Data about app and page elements
[Start of Attachment]

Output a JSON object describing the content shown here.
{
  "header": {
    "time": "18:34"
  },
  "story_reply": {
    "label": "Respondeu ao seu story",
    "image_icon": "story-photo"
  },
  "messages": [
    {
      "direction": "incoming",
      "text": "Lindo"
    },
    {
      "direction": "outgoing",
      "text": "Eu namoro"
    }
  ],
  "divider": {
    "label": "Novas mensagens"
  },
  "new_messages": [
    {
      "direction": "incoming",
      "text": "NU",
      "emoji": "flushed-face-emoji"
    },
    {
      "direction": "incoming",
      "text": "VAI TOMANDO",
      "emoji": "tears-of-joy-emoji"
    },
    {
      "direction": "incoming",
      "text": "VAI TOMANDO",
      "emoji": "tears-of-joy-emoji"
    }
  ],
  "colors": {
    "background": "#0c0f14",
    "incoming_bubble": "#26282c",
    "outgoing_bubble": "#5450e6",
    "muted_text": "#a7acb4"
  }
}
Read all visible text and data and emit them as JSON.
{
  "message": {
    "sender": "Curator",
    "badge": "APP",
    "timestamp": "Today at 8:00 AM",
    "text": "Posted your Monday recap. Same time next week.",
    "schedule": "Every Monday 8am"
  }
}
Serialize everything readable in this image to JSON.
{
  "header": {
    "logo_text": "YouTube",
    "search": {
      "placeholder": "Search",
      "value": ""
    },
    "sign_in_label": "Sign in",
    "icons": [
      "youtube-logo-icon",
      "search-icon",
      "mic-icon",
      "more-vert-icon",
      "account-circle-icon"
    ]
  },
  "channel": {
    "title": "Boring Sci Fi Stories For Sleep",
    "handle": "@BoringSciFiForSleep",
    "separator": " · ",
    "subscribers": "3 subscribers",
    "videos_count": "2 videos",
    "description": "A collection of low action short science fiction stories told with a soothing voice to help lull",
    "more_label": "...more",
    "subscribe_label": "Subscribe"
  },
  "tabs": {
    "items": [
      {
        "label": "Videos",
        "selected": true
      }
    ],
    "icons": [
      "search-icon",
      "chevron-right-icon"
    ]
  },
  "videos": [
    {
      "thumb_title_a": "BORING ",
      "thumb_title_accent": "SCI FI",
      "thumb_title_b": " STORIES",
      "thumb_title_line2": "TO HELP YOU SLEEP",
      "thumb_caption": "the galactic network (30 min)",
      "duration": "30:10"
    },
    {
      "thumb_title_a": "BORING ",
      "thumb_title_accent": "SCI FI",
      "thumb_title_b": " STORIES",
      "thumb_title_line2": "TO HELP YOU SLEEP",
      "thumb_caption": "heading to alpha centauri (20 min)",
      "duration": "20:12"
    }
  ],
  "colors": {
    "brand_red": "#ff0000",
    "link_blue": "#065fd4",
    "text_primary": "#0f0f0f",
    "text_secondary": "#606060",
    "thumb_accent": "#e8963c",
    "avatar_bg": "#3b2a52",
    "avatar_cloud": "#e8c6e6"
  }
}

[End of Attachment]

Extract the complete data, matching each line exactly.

### EXPECTED ANSWER
Output a JSON object describing the content shown here.
{
  "header": {
    "time": "18:34"
  },
  "story_reply": {
    "label": "Respondeu ao seu story",
    "image_icon": "story-photo"
  },
  "messages": [
    {
      "direction": "incoming",
      "text": "Lindo"
    },
    {
      "direction": "outgoing",
      "text": "Eu namoro"
    }
  ],
  "divider": {
    "label": "Novas mensagens"
  },
  "new_messages": [
    {
      "direction": "incoming",
      "text": "NU",
      "emoji": "flushed-face-emoji"
    },
    {
      "direction": "incoming",
      "text": "VAI TOMANDO",
      "emoji": "tears-of-joy-emoji"
    },
    {
      "direction": "incoming",
      "text": "VAI TOMANDO",
      "emoji": "tears-of-joy-emoji"
    }
  ],
  "colors": {
    "background": "#0c0f14",
    "incoming_bubble": "#26282c",
    "outgoing_bubble": "#5450e6",
    "muted_text": "#a7acb4"
  }
}
Read all visible text and data and emit them as JSON.
{
  "message": {
    "sender": "Curator",
    "badge": "APP",
    "timestamp": "Today at 8:00 AM",
    "text": "Posted your Monday recap. Same time next week.",
    "schedule": "Every Monday 8am"
  }
}
Serialize everything readable in this image to JSON.
{
  "header": {
    "logo_text": "YouTube",
    "search": {
      "placeholder": "Search",
      "value": ""
    },
    "sign_in_label": "Sign in",
    "icons": [
      "youtube-logo-icon",
      "search-icon",
      "mic-icon",
      "more-vert-icon",
      "account-circle-icon"
    ]
  },
  "channel": {
    "title": "Boring Sci Fi Stories For Sleep",
    "handle": "@BoringSciFiForSleep",
    "separator": " · ",
    "subscribers": "3 subscribers",
    "videos_count": "2 videos",
    "description": "A collection of low action short science fiction stories told with a soothing voice to help lull",
    "more_label": "...more",
    "subscribe_label": "Subscribe"
  },
  "tabs": {
    "items": [
      {
        "label": "Videos",
        "selected": true
      }
    ],
    "icons": [
      "search-icon",
      "chevron-right-icon"
    ]
  },
  "videos": [
    {
      "thumb_title_a": "BORING ",
      "thumb_title_accent": "SCI FI",
      "thumb_title_b": " STORIES",
      "thumb_title_line2": "TO HELP YOU SLEEP",
      "thumb_caption": "the galactic network (30 min)",
      "duration": "30:10"
    },
    {
      "thumb_title_a": "BORING ",
      "thumb_title_accent": "SCI FI",
      "thumb_title_b": " STORIES",
      "thumb_title_line2": "TO HELP YOU SLEEP",
      "thumb_caption": "heading to alpha centauri (20 min)",
      "duration": "20:12"
    }
  ],
  "colors": {
    "brand_red": "#ff0000",
    "link_blue": "#065fd4",
    "text_primary": "#0f0f0f",
    "text_secondary": "#606060",
    "thumb_accent": "#e8963c",
    "avatar_bg": "#3b2a52",
    "avatar_cloud": "#e8c6e6"
  }
}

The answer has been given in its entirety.